Why technology undervalues sales

Why is there often disdain for sales and business teams from the engineers and technologist that build the products?

Technologists have the impression that they do all the hard work of creating a product or a solution, whereas the business guys do the easy part. A good product sells itself, and a bad product falls apart in the market quickly. So where does the sales guys contribute?

Well, if it were that simple, there would be no need for sales teams. Companies that build good products and solutions, would succeed without sales and set the standards. But that does not quite materialize.

So what does sales do? Having been a technologist first, and on the business side later, I can take a shot at answering that.

The theory behind today’s technologies is complicated. But once a technology has been realized, it is replicable at scale. While it takes decades to master the disciplines to invent a new technology, it is easier to sustain it. This is because technology theory is perfect, and its systems are predictable. All the theory that goes into building a smartphone is difficult to master, but building one is not as hard in practice. And this is as true for building it in India, China or the Dominican Republic.

On the other hand, business theory is simple. It is obvious that good communication leads to strong relationships. But executing it can take decades of practice and perfecting. Sales involves human behaviour, which is unpredictable. The recipe for the right skills and processes are dependent on an assortment of variables such as geography, culture, time, and the temperament of the individuals involved. These skills are difficult to scale or replicate. The same sales strategy for selling a smartphone in China today would simply crumble in India, or even in China 10 years from now. All these factors also make seemingly obvious business theory imperfect, and impossible to perfect.

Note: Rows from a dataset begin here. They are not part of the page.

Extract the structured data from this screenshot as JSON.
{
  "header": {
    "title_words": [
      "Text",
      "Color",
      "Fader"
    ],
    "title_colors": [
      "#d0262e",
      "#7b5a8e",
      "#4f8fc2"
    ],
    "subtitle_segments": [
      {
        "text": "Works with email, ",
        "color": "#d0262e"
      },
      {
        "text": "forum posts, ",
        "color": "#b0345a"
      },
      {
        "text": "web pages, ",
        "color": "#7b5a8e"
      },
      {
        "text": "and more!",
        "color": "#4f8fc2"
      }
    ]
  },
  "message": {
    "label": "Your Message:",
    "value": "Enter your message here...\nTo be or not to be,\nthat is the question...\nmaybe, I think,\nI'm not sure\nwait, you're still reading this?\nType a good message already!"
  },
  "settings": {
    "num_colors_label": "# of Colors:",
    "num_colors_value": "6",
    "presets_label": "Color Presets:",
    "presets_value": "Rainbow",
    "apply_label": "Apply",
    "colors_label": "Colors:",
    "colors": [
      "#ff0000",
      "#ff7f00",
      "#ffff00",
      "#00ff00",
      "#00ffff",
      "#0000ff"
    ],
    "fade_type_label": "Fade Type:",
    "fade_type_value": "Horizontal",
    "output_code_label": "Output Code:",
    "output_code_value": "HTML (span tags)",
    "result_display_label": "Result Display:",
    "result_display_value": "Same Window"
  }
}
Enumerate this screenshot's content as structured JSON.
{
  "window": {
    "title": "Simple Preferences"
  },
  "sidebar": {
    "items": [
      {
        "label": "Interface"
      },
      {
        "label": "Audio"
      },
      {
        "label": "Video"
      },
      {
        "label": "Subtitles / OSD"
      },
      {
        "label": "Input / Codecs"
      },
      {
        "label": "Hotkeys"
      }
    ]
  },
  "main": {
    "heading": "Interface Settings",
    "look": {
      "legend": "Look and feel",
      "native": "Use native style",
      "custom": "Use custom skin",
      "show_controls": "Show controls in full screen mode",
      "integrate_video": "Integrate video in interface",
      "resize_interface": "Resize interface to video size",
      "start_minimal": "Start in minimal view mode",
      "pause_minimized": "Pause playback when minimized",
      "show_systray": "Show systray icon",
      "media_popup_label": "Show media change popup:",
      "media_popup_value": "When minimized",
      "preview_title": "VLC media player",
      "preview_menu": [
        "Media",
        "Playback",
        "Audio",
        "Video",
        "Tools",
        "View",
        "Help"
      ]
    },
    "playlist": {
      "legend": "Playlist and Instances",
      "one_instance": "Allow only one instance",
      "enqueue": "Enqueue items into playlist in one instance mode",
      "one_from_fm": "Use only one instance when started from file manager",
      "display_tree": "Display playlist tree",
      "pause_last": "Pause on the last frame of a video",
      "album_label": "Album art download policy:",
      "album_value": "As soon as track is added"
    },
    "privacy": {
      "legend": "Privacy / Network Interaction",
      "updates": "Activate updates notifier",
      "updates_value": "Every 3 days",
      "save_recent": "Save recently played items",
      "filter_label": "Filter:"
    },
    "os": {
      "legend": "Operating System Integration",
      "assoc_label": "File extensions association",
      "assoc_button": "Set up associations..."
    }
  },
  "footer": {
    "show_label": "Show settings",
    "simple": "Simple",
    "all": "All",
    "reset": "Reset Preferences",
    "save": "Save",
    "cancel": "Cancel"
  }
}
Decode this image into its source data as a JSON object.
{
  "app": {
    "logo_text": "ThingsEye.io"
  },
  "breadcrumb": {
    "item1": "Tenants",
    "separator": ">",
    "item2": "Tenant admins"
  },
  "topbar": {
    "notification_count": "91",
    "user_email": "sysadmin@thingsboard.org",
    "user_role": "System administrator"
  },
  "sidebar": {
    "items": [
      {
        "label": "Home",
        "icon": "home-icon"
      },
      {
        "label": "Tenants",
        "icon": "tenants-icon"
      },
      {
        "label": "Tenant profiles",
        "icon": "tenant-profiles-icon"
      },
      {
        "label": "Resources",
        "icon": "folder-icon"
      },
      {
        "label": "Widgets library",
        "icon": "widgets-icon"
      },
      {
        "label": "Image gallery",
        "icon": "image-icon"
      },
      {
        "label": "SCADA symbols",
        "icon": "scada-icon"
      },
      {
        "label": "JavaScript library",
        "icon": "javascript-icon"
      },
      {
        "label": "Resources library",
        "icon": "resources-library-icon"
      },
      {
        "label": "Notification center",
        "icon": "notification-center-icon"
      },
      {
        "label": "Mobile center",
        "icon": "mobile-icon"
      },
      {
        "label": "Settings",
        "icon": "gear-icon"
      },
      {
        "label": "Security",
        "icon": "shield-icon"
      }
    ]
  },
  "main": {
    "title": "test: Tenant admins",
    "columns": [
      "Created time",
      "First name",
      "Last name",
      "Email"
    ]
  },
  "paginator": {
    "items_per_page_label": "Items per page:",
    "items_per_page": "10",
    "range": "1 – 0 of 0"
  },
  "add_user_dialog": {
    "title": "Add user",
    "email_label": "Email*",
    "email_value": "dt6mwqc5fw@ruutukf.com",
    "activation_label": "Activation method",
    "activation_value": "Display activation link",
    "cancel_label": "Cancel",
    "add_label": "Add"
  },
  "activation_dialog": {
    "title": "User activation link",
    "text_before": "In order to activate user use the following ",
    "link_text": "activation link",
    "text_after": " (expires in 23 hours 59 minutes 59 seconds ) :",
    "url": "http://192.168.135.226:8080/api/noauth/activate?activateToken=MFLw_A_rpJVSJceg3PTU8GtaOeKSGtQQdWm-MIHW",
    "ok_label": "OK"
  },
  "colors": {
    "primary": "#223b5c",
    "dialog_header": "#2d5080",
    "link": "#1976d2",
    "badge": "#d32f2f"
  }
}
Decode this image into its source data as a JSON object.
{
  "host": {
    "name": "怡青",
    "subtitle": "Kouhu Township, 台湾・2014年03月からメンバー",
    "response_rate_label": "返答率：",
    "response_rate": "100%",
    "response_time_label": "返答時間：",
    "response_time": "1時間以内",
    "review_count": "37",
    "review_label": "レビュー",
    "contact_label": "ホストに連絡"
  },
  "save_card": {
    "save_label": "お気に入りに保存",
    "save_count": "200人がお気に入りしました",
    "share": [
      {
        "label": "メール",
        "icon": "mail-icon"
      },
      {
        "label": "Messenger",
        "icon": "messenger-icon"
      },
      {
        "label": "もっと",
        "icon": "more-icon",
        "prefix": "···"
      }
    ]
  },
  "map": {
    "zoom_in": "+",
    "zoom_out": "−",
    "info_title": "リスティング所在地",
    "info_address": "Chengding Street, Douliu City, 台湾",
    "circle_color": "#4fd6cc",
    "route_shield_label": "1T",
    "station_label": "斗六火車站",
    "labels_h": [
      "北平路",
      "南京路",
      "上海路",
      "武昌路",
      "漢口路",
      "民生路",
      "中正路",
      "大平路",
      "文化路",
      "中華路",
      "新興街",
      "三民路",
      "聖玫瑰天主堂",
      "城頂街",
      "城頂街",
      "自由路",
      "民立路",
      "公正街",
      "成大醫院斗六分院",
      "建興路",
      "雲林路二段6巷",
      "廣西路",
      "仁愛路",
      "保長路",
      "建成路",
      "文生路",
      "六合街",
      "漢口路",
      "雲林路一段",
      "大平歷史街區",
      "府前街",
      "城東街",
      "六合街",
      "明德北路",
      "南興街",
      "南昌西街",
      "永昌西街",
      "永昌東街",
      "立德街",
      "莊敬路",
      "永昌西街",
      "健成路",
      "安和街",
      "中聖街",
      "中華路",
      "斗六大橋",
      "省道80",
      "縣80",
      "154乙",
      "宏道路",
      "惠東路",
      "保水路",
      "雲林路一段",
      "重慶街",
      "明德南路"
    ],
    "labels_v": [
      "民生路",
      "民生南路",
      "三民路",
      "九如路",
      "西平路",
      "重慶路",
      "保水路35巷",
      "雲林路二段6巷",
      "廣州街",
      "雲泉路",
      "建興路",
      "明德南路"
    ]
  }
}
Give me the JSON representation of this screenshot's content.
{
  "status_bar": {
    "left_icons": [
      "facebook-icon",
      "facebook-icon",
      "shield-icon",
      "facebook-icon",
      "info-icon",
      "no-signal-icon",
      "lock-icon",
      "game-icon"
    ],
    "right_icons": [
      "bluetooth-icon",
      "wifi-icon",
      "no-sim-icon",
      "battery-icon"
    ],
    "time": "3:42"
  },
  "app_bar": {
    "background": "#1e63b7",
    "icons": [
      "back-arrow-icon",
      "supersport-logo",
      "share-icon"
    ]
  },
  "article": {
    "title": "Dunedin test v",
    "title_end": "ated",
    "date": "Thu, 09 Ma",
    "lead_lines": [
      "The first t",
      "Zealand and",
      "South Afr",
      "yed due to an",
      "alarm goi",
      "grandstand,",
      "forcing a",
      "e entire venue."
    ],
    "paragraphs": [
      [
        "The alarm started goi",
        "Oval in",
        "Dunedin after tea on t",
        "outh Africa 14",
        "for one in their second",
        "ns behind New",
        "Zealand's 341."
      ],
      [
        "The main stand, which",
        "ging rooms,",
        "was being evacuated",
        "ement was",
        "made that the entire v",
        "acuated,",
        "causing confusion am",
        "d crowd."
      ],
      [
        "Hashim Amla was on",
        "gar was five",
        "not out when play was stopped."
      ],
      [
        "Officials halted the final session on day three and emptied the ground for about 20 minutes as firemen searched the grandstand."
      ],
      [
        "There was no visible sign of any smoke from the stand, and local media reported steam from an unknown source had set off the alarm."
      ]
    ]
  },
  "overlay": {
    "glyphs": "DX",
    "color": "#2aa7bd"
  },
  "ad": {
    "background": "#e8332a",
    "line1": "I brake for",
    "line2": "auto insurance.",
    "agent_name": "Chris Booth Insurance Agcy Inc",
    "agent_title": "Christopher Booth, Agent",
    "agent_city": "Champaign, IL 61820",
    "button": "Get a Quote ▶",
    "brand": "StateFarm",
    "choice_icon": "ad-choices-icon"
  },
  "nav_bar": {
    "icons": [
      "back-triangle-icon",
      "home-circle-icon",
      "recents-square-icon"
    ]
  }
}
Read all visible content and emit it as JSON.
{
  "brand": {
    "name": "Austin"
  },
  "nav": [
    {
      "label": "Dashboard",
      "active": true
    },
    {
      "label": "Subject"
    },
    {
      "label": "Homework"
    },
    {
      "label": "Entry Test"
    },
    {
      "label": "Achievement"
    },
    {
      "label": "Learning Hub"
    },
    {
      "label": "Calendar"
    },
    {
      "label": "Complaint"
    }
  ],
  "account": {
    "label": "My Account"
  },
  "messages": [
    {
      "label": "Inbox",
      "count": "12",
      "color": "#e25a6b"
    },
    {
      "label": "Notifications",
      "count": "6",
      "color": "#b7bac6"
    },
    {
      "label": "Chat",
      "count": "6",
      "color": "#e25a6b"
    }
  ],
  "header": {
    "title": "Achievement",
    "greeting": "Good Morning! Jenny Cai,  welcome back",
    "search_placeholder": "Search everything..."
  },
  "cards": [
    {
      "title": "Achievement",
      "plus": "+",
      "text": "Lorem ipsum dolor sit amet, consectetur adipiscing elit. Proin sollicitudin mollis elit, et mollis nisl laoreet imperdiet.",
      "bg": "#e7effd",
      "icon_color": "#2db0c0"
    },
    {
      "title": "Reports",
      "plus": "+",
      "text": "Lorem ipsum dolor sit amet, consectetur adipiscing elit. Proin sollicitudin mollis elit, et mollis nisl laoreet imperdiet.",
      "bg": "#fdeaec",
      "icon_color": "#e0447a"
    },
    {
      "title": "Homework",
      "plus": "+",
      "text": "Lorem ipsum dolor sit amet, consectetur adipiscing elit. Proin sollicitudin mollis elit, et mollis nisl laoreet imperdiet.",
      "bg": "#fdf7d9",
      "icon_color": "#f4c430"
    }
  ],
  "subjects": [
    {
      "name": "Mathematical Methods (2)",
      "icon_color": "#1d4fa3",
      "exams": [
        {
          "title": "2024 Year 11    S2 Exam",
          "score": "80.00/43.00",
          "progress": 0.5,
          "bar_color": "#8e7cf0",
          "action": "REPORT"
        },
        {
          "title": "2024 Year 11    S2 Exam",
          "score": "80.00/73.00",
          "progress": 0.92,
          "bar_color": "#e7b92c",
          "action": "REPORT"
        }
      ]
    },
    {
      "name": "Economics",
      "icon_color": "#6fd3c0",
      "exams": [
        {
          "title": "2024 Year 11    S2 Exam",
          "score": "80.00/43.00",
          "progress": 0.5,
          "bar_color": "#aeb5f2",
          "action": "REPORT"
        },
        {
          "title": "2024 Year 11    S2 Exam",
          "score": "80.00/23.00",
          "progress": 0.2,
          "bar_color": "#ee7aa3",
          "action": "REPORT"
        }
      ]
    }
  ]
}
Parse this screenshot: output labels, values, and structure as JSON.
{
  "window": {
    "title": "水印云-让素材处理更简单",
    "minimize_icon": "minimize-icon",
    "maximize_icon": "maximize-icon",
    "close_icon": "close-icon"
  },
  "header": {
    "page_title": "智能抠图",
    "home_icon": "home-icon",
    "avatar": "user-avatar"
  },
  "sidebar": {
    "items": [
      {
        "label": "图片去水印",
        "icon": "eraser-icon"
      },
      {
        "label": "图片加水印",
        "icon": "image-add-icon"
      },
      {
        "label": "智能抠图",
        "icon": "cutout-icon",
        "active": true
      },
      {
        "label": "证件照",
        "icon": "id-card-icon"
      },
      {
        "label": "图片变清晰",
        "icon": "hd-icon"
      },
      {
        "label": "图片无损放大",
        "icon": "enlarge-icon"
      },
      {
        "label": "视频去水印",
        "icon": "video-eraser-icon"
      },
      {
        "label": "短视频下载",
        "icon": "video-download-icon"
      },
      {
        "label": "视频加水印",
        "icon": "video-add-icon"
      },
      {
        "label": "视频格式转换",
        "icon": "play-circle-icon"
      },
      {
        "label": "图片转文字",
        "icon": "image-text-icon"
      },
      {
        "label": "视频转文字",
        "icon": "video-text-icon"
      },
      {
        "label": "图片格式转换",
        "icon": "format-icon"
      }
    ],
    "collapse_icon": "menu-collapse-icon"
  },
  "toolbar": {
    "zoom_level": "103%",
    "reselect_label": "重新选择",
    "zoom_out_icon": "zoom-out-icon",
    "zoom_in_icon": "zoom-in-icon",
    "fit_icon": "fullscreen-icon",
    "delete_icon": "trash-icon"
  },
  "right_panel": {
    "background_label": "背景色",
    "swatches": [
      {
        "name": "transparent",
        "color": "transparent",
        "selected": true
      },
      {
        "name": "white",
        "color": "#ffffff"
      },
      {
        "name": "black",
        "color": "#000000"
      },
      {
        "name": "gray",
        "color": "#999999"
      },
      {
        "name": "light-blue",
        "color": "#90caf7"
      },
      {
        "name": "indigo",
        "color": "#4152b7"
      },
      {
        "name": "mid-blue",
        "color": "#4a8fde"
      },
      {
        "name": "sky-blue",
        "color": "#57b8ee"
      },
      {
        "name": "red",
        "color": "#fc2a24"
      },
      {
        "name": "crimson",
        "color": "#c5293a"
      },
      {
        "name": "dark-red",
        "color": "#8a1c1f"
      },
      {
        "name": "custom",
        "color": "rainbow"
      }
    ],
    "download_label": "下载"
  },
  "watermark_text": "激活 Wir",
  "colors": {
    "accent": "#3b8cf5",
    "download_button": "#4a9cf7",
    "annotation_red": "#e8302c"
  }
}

The mistake made by most technologists is to look at how simple business theory and mistake it for being complete, obvious and easy to implement. They do not realize how many years of practice go into performing a sale that looks easy.

In summary, the technological world of difficult theory and easy implementation fails to understand the business world of simple theory and difficult implementation.

Inspiration: Zero to One – Peter Thiel

Leave a Reply

Fill in your details below or click an icon to log in:

WordPress.com Logo

You are commenting using your WordPress.com account. Log Out /  Change )

Google photo

You are commenting using your Google account. Log Out /  Change )

Twitter picture

You are commenting using your Twitter account. Log Out /  Change )

Facebook photo

You are commenting using your Facebook account. Log Out /  Change )

Connecting to %s